A method of photolithographic color printing worked out and operated successfully by the firm of Orell Füssly, of Zürich, which started using it for monochrome work ca. 1886 and patented it in 1898. It is believed to have been a process of printing a light-sensitive asphaltum or bitumen film on stone under a continuous tone negative, and treating it in such a way that a fine grain image was formed. Very large editions of town views were made by this process, which can be classified as a form of screenless lithography. The process was later adapted to offset lithography and produced excellent screenless color lithographs in various art books published between the WW I and ca. WW II. See PHOTOCHROM-OFFSET.

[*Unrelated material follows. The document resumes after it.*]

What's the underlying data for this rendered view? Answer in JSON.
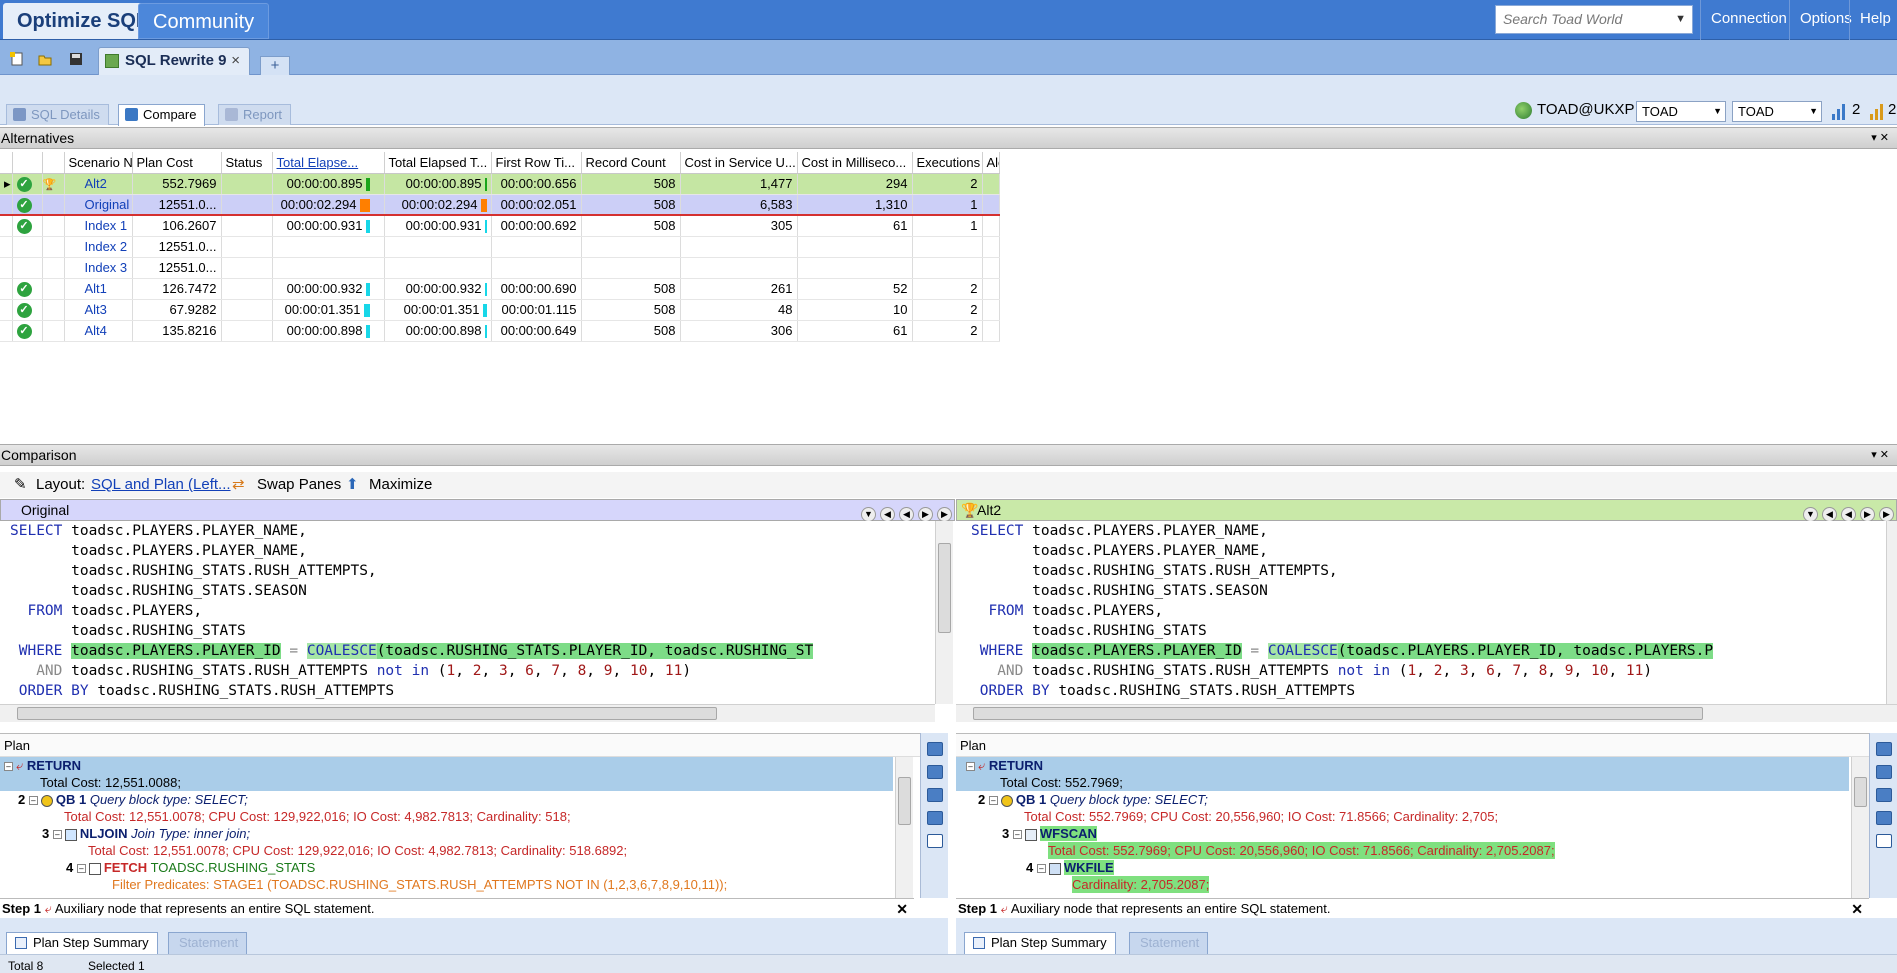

Large size photochroms, as opposed to the cheaper postcards printed by the same process, have almost the appearance of natural color photographs, although under a magnifying glass they will show a delicate grain pattern. There is also a characteristic caption in gold lettering along the base of the print, with a serial number and “P.Z.” for Photochrom, Zürich.

Similar processes include the FREY process and variants by Wetzel & Naumann, Müller & Trüb, Schulz, etc. (Nadeau, Encyclopedia, p. xxx.).

Photochrom, ca. 1905. 167x224 mm Photochrom, ca. 1905. 167 x 224 mm

Photochrom, ca. 1905. 167 x 224 mm.